→ **WORK ITEM**:
Print every line below exactly as written, but leave the pictures behind.

### DATA SUPPLIED

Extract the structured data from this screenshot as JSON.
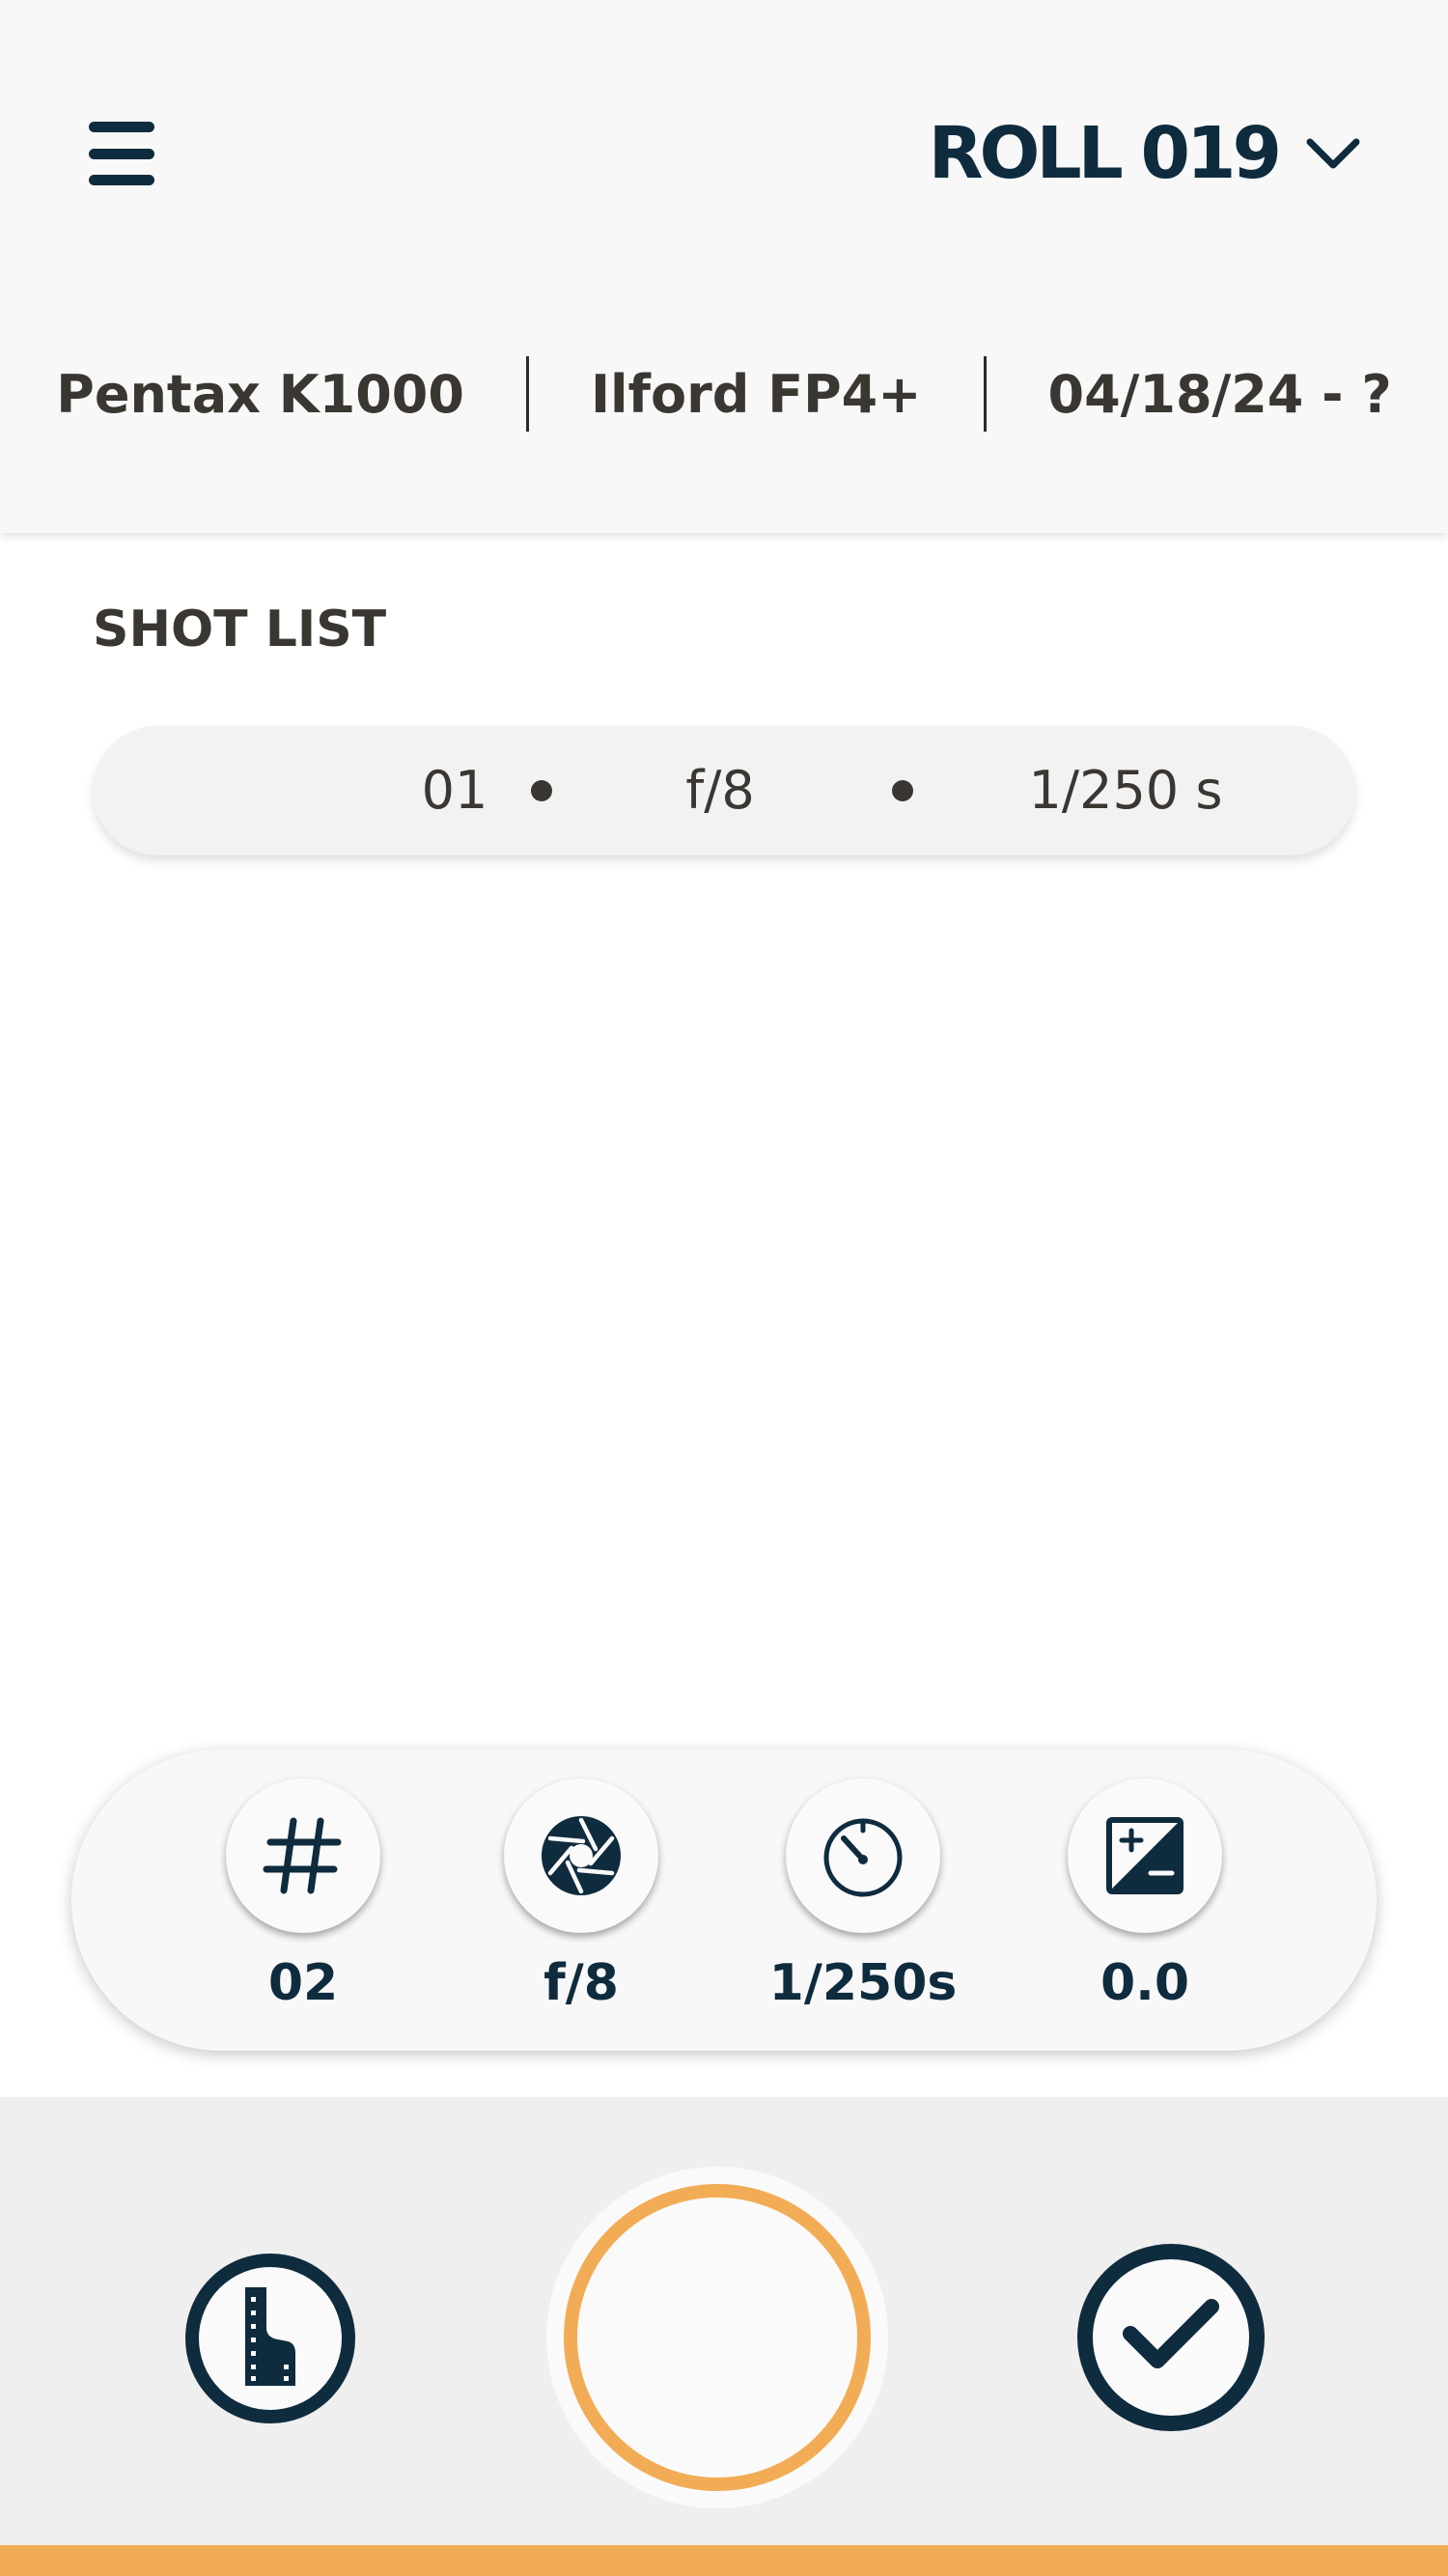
{
  "header": {
    "roll_title": "ROLL 019",
    "camera": "Pentax K1000",
    "film": "Ilford FP4+",
    "dates": "04/18/24 - ?"
  },
  "shot_list": {
    "label": "SHOT LIST",
    "shots": [
      {
        "number": "01",
        "aperture": "f/8",
        "shutter": "1/250 s"
      }
    ]
  },
  "settings": {
    "frame": {
      "icon": "hash-icon",
      "value": "02"
    },
    "aperture": {
      "icon": "aperture-icon",
      "value": "f/8"
    },
    "shutter": {
      "icon": "stopwatch-icon",
      "value": "1/250s"
    },
    "exposure_comp": {
      "icon": "exposure-compensation-icon",
      "value": "0.0"
    }
  },
  "actions": {
    "reload_icon": "film-canister-icon",
    "shutter_icon": "shutter-button",
    "finish_icon": "checkmark-icon"
  },
  "colors": {
    "navy": "#0f2b3e",
    "accent_orange": "#f2ac55",
    "text_dark": "#3a3631",
    "header_bg": "#f8f8f8",
    "action_bar_bg": "#efefef"
  }
}
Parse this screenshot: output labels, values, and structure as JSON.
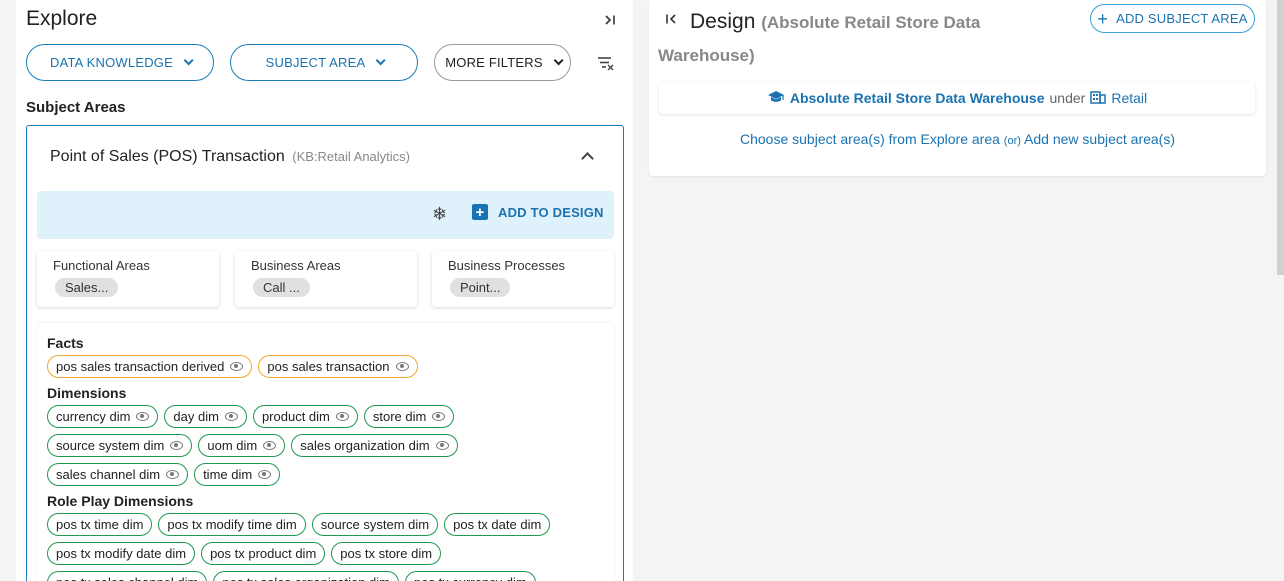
{
  "explore": {
    "title": "Explore",
    "filters": {
      "data_knowledge": "DATA KNOWLEDGE",
      "subject_area": "SUBJECT AREA",
      "more_filters": "MORE FILTERS"
    },
    "subject_areas_label": "Subject Areas",
    "card": {
      "title": "Point of Sales (POS) Transaction",
      "kb": "(KB:Retail Analytics)",
      "add_to_design": "ADD TO DESIGN",
      "areas": [
        {
          "label": "Functional Areas",
          "chip": "Sales..."
        },
        {
          "label": "Business Areas",
          "chip": "Call ..."
        },
        {
          "label": "Business Processes",
          "chip": "Point..."
        }
      ],
      "facts_title": "Facts",
      "facts": [
        "pos sales transaction derived",
        "pos sales transaction"
      ],
      "dimensions_title": "Dimensions",
      "dimensions": [
        [
          "currency dim",
          "day dim",
          "product dim",
          "store dim"
        ],
        [
          "source system dim",
          "uom dim",
          "sales organization dim"
        ],
        [
          "sales channel dim",
          "time dim"
        ]
      ],
      "role_play_title": "Role Play Dimensions",
      "role_play": [
        [
          "pos tx time dim",
          "pos tx modify time dim",
          "source system dim",
          "pos tx date dim"
        ],
        [
          "pos tx modify date dim",
          "pos tx product dim",
          "pos tx store dim"
        ],
        [
          "pos tx sales channel dim",
          "pos tx sales organization dim",
          "pos tx currency dim"
        ]
      ]
    }
  },
  "design": {
    "title": "Design",
    "subtitle": "(Absolute Retail Store Data Warehouse)",
    "add_subject_area": "ADD SUBJECT AREA",
    "warehouse_name": "Absolute Retail Store Data Warehouse",
    "under": "under",
    "domain": "Retail",
    "choose_text": "Choose subject area(s) from Explore area",
    "or_text": "(or)",
    "add_new_text": "Add new subject area(s)"
  },
  "colors": {
    "accent": "#1a73b0",
    "fact_border": "#f0a830",
    "dim_border": "#1e9a4f",
    "action_bar": "#dff1fb"
  }
}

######

→ **SOLUTION TO THIS EXERCISE**:
Extract the structured data from this screenshot as JSON.
{
  "header": {
    "roll_title": "ROLL 019",
    "camera": "Pentax K1000",
    "film": "Ilford FP4+",
    "dates": "04/18/24 - ?"
  },
  "shot_list": {
    "label": "SHOT LIST",
    "shots": [
      {
        "number": "01",
        "aperture": "f/8",
        "shutter": "1/250 s"
      }
    ]
  },
  "settings": {
    "frame": {
      "icon": "hash-icon",
      "value": "02"
    },
    "aperture": {
      "icon": "aperture-icon",
      "value": "f/8"
    },
    "shutter": {
      "icon": "stopwatch-icon",
      "value": "1/250s"
    },
    "exposure_comp": {
      "icon": "exposure-compensation-icon",
      "value": "0.0"
    }
  },
  "actions": {
    "reload_icon": "film-canister-icon",
    "shutter_icon": "shutter-button",
    "finish_icon": "checkmark-icon"
  },
  "colors": {
    "navy": "#0f2b3e",
    "accent_orange": "#f2ac55",
    "text_dark": "#3a3631",
    "header_bg": "#f8f8f8",
    "action_bar_bg": "#efefef"
  }
}
Parse this screenshot: output labels, values, and structure as JSON.
{
  "explore": {
    "title": "Explore",
    "filters": {
      "data_knowledge": "DATA KNOWLEDGE",
      "subject_area": "SUBJECT AREA",
      "more_filters": "MORE FILTERS"
    },
    "subject_areas_label": "Subject Areas",
    "card": {
      "title": "Point of Sales (POS) Transaction",
      "kb": "(KB:Retail Analytics)",
      "add_to_design": "ADD TO DESIGN",
      "areas": [
        {
          "label": "Functional Areas",
          "chip": "Sales..."
        },
        {
          "label": "Business Areas",
          "chip": "Call ..."
        },
        {
          "label": "Business Processes",
          "chip": "Point..."
        }
      ],
      "facts_title": "Facts",
      "facts": [
        "pos sales transaction derived",
        "pos sales transaction"
      ],
      "dimensions_title": "Dimensions",
      "dimensions": [
        [
          "currency dim",
          "day dim",
          "product dim",
          "store dim"
        ],
        [
          "source system dim",
          "uom dim",
          "sales organization dim"
        ],
        [
          "sales channel dim",
          "time dim"
        ]
      ],
      "role_play_title": "Role Play Dimensions",
      "role_play": [
        [
          "pos tx time dim",
          "pos tx modify time dim",
          "source system dim",
          "pos tx date dim"
        ],
        [
          "pos tx modify date dim",
          "pos tx product dim",
          "pos tx store dim"
        ],
        [
          "pos tx sales channel dim",
          "pos tx sales organization dim",
          "pos tx currency dim"
        ]
      ]
    }
  },
  "design": {
    "title": "Design",
    "subtitle": "(Absolute Retail Store Data Warehouse)",
    "add_subject_area": "ADD SUBJECT AREA",
    "warehouse_name": "Absolute Retail Store Data Warehouse",
    "under": "under",
    "domain": "Retail",
    "choose_text": "Choose subject area(s) from Explore area",
    "or_text": "(or)",
    "add_new_text": "Add new subject area(s)"
  },
  "colors": {
    "accent": "#1a73b0",
    "fact_border": "#f0a830",
    "dim_border": "#1e9a4f",
    "action_bar": "#dff1fb"
  }
}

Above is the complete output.